__Problem requirements__.
The records appear below. Copy each one exactly.
━━━━━━━━━━
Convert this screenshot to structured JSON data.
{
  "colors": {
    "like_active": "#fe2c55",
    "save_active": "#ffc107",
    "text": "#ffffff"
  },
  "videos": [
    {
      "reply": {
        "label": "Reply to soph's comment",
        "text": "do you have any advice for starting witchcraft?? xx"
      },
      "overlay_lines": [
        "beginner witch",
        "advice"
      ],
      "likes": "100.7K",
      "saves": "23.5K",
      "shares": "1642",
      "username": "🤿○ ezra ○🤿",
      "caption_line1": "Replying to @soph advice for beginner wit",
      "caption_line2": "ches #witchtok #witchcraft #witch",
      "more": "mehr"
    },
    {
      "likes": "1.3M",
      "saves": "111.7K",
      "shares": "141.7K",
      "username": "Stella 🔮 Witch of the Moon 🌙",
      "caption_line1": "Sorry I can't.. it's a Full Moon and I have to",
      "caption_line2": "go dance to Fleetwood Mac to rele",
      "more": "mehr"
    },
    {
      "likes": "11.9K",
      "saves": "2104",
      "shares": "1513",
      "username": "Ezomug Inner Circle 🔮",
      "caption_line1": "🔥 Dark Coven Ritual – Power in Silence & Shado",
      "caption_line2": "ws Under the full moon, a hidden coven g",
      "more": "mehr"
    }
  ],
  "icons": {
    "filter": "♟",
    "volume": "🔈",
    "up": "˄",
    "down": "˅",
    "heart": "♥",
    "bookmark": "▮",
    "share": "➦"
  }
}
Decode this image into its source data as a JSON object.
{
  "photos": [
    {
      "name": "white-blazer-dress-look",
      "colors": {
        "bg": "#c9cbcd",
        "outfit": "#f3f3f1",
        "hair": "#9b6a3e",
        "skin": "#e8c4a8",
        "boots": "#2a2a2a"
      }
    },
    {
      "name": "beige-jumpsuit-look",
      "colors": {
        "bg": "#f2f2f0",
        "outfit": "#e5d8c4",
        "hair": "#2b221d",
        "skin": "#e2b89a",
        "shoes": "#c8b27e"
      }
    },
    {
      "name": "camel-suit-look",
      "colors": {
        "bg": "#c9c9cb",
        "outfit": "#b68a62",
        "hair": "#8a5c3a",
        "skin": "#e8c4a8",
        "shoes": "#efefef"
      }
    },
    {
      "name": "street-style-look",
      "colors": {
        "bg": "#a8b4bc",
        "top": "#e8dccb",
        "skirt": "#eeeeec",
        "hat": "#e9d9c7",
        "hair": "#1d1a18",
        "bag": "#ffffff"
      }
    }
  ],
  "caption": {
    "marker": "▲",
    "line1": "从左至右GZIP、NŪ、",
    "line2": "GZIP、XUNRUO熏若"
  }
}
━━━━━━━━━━
__Exercise answer__.
Convert this screenshot to structured JSON data.
{
  "colors": {
    "like_active": "#fe2c55",
    "save_active": "#ffc107",
    "text": "#ffffff"
  },
  "videos": [
    {
      "reply": {
        "label": "Reply to soph's comment",
        "text": "do you have any advice for starting witchcraft?? xx"
      },
      "overlay_lines": [
        "beginner witch",
        "advice"
      ],
      "likes": "100.7K",
      "saves": "23.5K",
      "shares": "1642",
      "username": "🤿○ ezra ○🤿",
      "caption_line1": "Replying to @soph advice for beginner wit",
      "caption_line2": "ches #witchtok #witchcraft #witch",
      "more": "mehr"
    },
    {
      "likes": "1.3M",
      "saves": "111.7K",
      "shares": "141.7K",
      "username": "Stella 🔮 Witch of the Moon 🌙",
      "caption_line1": "Sorry I can't.. it's a Full Moon and I have to",
      "caption_line2": "go dance to Fleetwood Mac to rele",
      "more": "mehr"
    },
    {
      "likes": "11.9K",
      "saves": "2104",
      "shares": "1513",
      "username": "Ezomug Inner Circle 🔮",
      "caption_line1": "🔥 Dark Coven Ritual – Power in Silence & Shado",
      "caption_line2": "ws Under the full moon, a hidden coven g",
      "more": "mehr"
    }
  ],
  "icons": {
    "filter": "♟",
    "volume": "🔈",
    "up": "˄",
    "down": "˅",
    "heart": "♥",
    "bookmark": "▮",
    "share": "➦"
  }
}
Decode this image into its source data as a JSON object.
{
  "photos": [
    {
      "name": "white-blazer-dress-look",
      "colors": {
        "bg": "#c9cbcd",
        "outfit": "#f3f3f1",
        "hair": "#9b6a3e",
        "skin": "#e8c4a8",
        "boots": "#2a2a2a"
      }
    },
    {
      "name": "beige-jumpsuit-look",
      "colors": {
        "bg": "#f2f2f0",
        "outfit": "#e5d8c4",
        "hair": "#2b221d",
        "skin": "#e2b89a",
        "shoes": "#c8b27e"
      }
    },
    {
      "name": "camel-suit-look",
      "colors": {
        "bg": "#c9c9cb",
        "outfit": "#b68a62",
        "hair": "#8a5c3a",
        "skin": "#e8c4a8",
        "shoes": "#efefef"
      }
    },
    {
      "name": "street-style-look",
      "colors": {
        "bg": "#a8b4bc",
        "top": "#e8dccb",
        "skirt": "#eeeeec",
        "hat": "#e9d9c7",
        "hair": "#1d1a18",
        "bag": "#ffffff"
      }
    }
  ],
  "caption": {
    "marker": "▲",
    "line1": "从左至右GZIP、NŪ、",
    "line2": "GZIP、XUNRUO熏若"
  }
}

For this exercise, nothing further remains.